The New York Yankees, who definitely need a starting pitcher, are considered the early favorites to land the left-hander. They could afford to pick up the option on his 2019 contract, a provision Hamels reportedly will insist upon to waive his no-trade rights.
But a trade for Hamels is no lock, with the contract issues and his age and the decline of his fastball and the 2017 stats (and some of the 2018 numbers) that have many questioning how effective he can still be.
What would they get in return? A lot that depends on how much of the money the remaining money the would be willing to eat. It also depends on how many teams are involved.
The Rangers didn't get the package many anticipated the would get for Yu Darvish because the Dodgers appeared to be the only team seriously pursuing him.
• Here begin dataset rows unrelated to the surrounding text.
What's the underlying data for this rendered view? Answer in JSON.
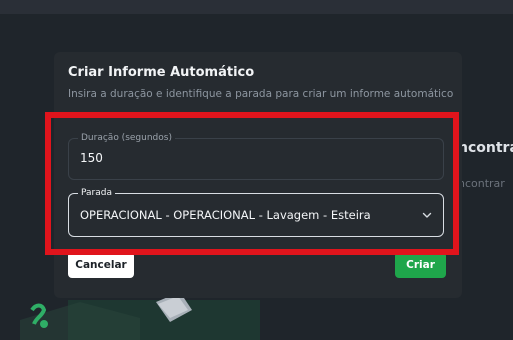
{
  "background": {
    "heading_partial": "ncontra",
    "subheading_partial": "ncontrar"
  },
  "modal": {
    "title": "Criar Informe Automático",
    "subtitle": "Insira a duração e identifique a parada para criar um informe automático",
    "duration_field": {
      "label": "Duração (segundos)",
      "value": "150"
    },
    "parada_field": {
      "label": "Parada",
      "value": "OPERACIONAL - OPERACIONAL - Lavagem - Esteira",
      "icon": "chevron-down-icon"
    },
    "cancel_label": "Cancelar",
    "create_label": "Criar"
  },
  "colors": {
    "accent_green": "#1fa64b",
    "highlight_red": "#e0141c",
    "modal_bg": "#262b30"
  }
}
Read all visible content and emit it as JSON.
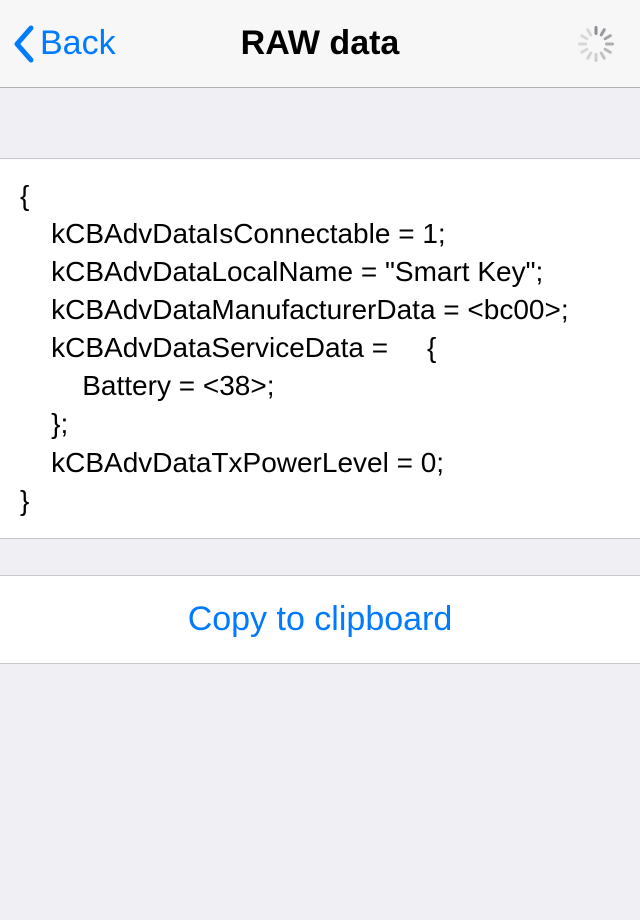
{
  "nav": {
    "back_label": "Back",
    "title": "RAW data"
  },
  "raw_data": {
    "text": "{\n    kCBAdvDataIsConnectable = 1;\n    kCBAdvDataLocalName = \"Smart Key\";\n    kCBAdvDataManufacturerData = <bc00>;\n    kCBAdvDataServiceData =     {\n        Battery = <38>;\n    };\n    kCBAdvDataTxPowerLevel = 0;\n}"
  },
  "actions": {
    "copy_label": "Copy to clipboard"
  },
  "colors": {
    "tint": "#007aff",
    "background": "#efeff4",
    "cell_bg": "#ffffff",
    "separator": "#c8c7cc"
  }
}
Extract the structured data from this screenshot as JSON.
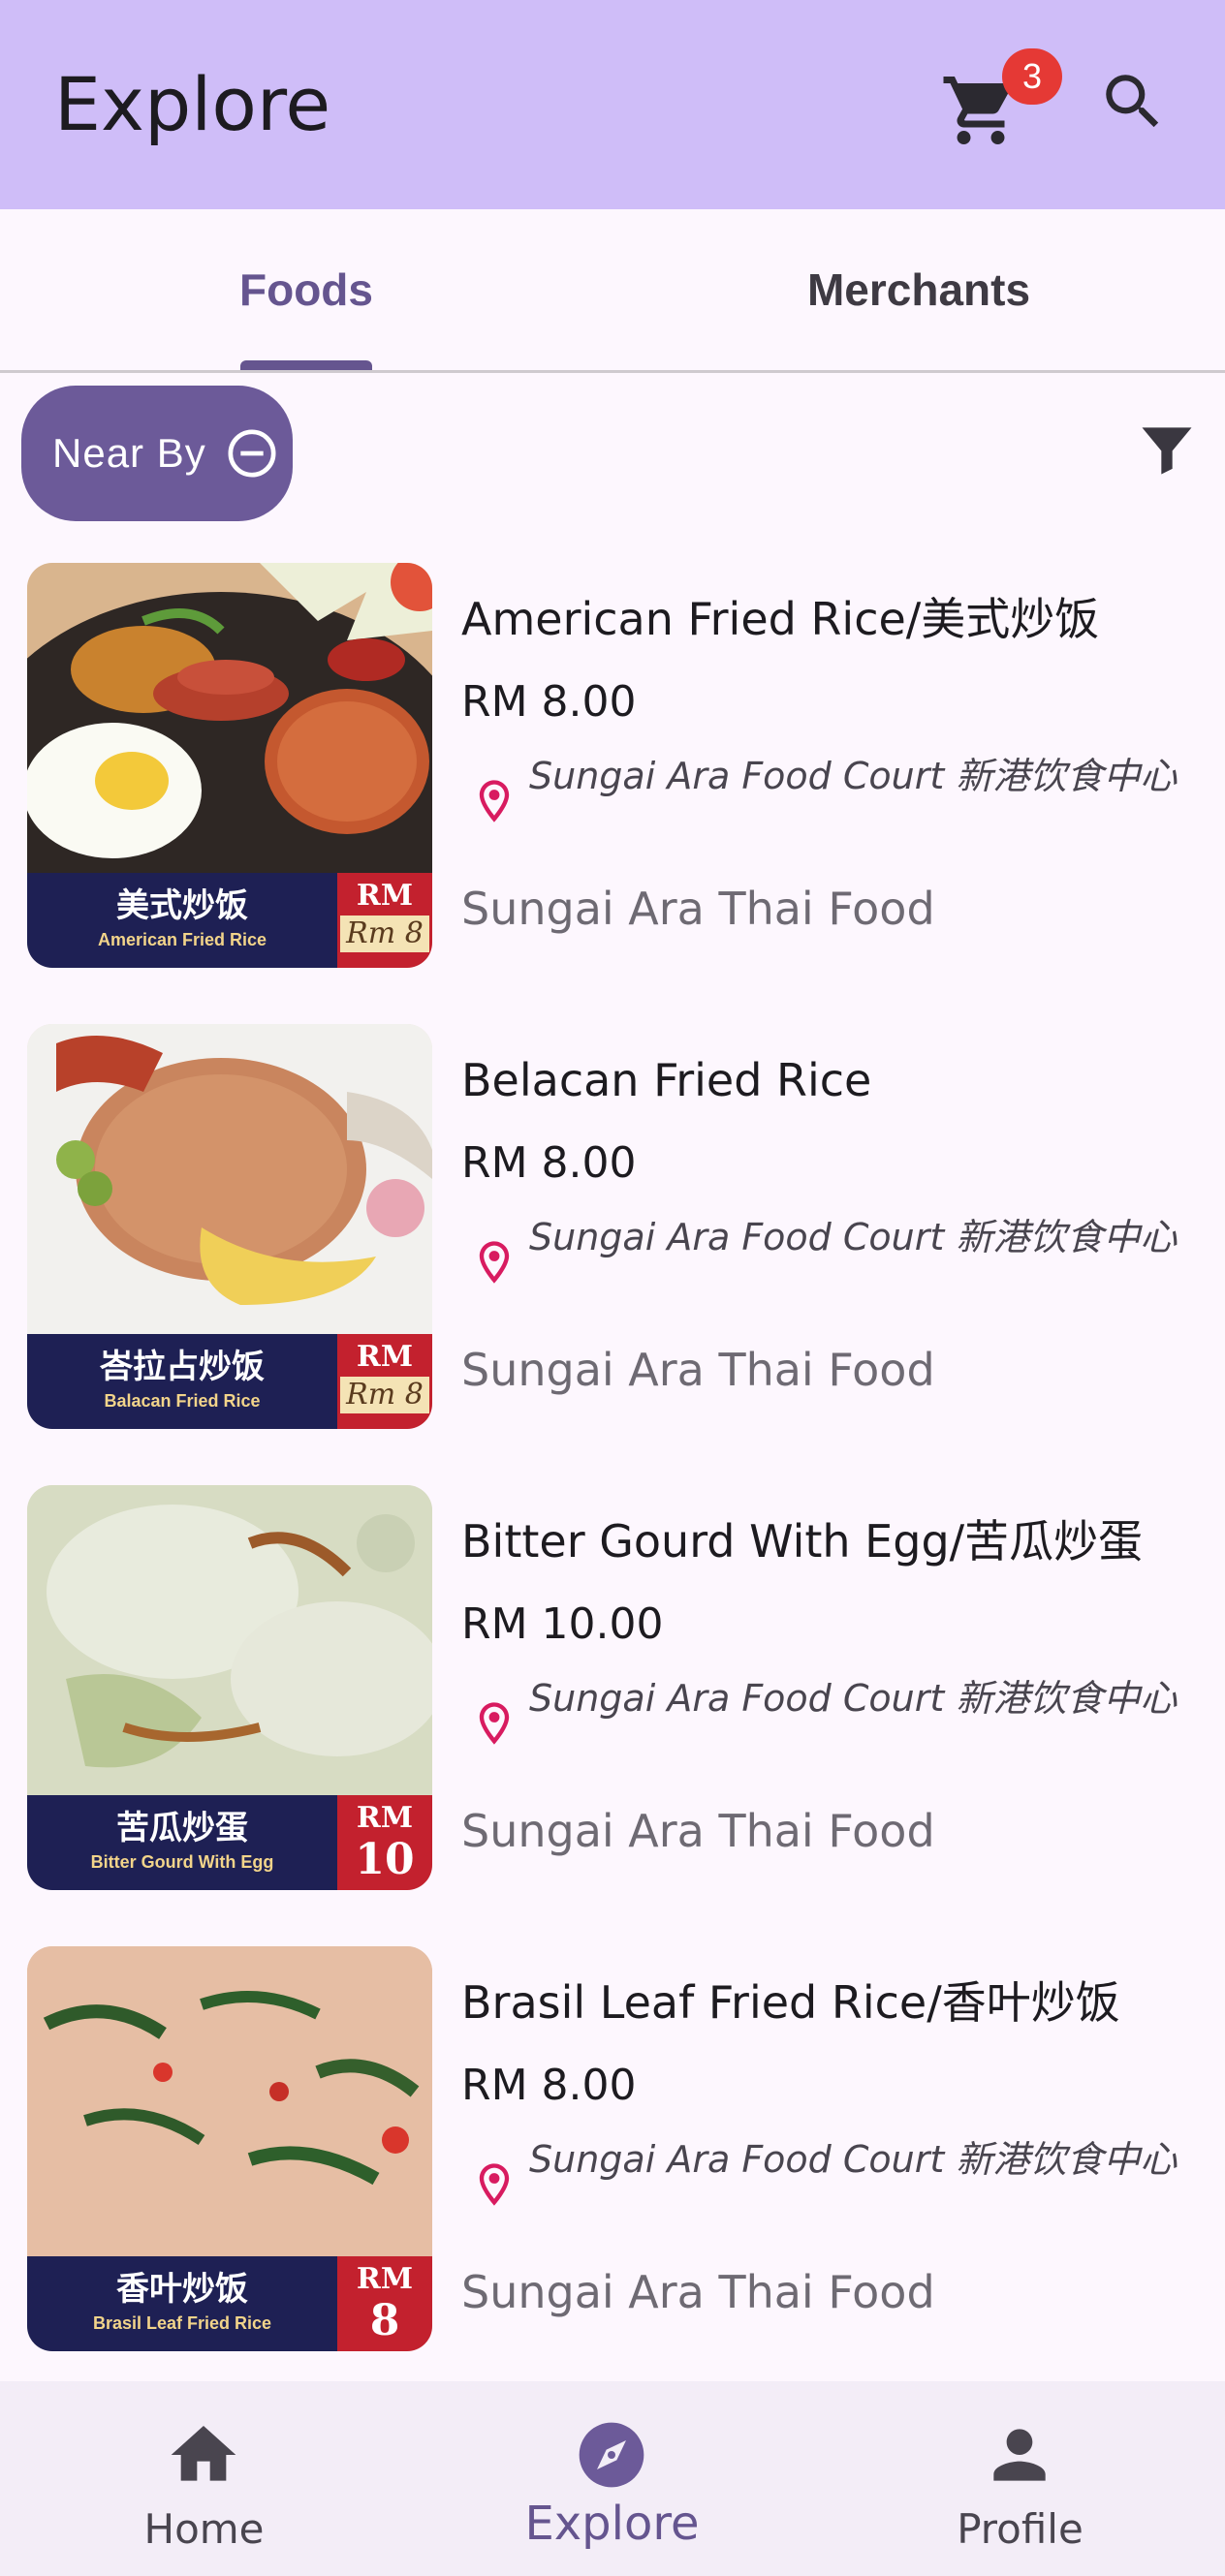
{
  "app_bar": {
    "title": "Explore",
    "cart_badge": "3",
    "background": "#CFBDF8"
  },
  "tabs": [
    {
      "label": "Foods",
      "active": true
    },
    {
      "label": "Merchants",
      "active": false
    }
  ],
  "filter_chip": {
    "label": "Near By",
    "icon": "remove-circle-icon"
  },
  "items": [
    {
      "name": "American Fried Rice/美式炒饭",
      "price": "RM 8.00",
      "location": "Sungai Ara Food Court 新港饮食中心",
      "merchant": "Sungai Ara Thai Food",
      "image": {
        "zh": "美式炒饭",
        "en": "American Fried Rice",
        "rm": "RM",
        "price_tag": "Rm 8"
      }
    },
    {
      "name": "Belacan Fried Rice",
      "price": "RM 8.00",
      "location": "Sungai Ara Food Court 新港饮食中心",
      "merchant": "Sungai Ara Thai Food",
      "image": {
        "zh": "峇拉占炒饭",
        "en": "Balacan Fried Rice",
        "rm": "RM",
        "price_tag": "Rm 8"
      }
    },
    {
      "name": "Bitter Gourd With Egg/苦瓜炒蛋",
      "price": "RM 10.00",
      "location": "Sungai Ara Food Court 新港饮食中心",
      "merchant": "Sungai Ara Thai Food",
      "image": {
        "zh": "苦瓜炒蛋",
        "en": "Bitter Gourd With Egg",
        "rm": "RM",
        "price_num": "10"
      }
    },
    {
      "name": "Brasil Leaf Fried Rice/香叶炒饭",
      "price": "RM 8.00",
      "location": "Sungai Ara Food Court 新港饮食中心",
      "merchant": "Sungai Ara Thai Food",
      "image": {
        "zh": "香叶炒饭",
        "en": "Brasil Leaf Fried Rice",
        "rm": "RM",
        "price_num": "8"
      }
    }
  ],
  "bottom_nav": [
    {
      "label": "Home",
      "icon": "home-icon",
      "active": false
    },
    {
      "label": "Explore",
      "icon": "compass-icon",
      "active": true
    },
    {
      "label": "Profile",
      "icon": "person-icon",
      "active": false
    }
  ],
  "colors": {
    "primary": "#65558F",
    "chip": "#6C5A99",
    "pin": "#D81B60",
    "badge": "#E53935"
  }
}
If the Yankees are the only bidders, the package might be similar to the Darvish three-prospect return.
A team's third- or fourth-best prospect and a couple lower in the rankings who might develop into major-leaguers.
Sure the Rangers are in development mode, but they shouldn't just give him away.
4. The next step in the Rangers' development plan will be taken Friday, when rookie Yohander Mendez makes his first career start in what will be an extended look at him in the rotation.
It feels like this one is past due, but the Rangers tapped the brakes on him last season after his four-level 2016. He pitched at only Double A Frisco in 2017 before getting a September call-up from the Rangers.
Mendez will also be out of options next season, so it's time to let him figure things out at the big-league level. It could be hard to watch at times, as is the case for many rookies on rebuilding/development-minded teams.
Mendez's No. 1 issue has been fastball command, and that is why he stayed at Double A all of last year. The Rangers wanted him to work on being able to put his fastball where he wants when he wants it to make his plus-changeup even more effective.
He has continued that work this season at Triple A Round Rock, along with trying to hone his curveballs. If Mendez can work at head of hitters with two quality off-speed offerings, he can be effective.
Now that Mendez is on his way, who might be next? Well, the answer to that is Yovani Gallardo, not exactly a piece for the future.
But the Rangers need Gallardo, who can opt out of his minor-league deal Friday. They need him to start Sunday, for one, as Bartolo Colon takes some extra rest, but the Rangers have some serious depth issues and could be facing more.
The Rangers will need a starter for as long as Doug Fister is on the disabled list. The Rangers will need a starter if Hamels is traded. They will be short a starter if Matt Moore doesn't sort things out in the bullpen.
Martin Perez is going to pitch again this season, allegedly. The earliest it seems he would return from the DL is after the All-Star break.
Ariel Jurado might become an option, though his recent outings with Frisco have been pretty rough. Austin Bibens-Dirkx is another option, though he also isn't a building block for the future.
And that's it.
Expect to see Gallardo on Sunday.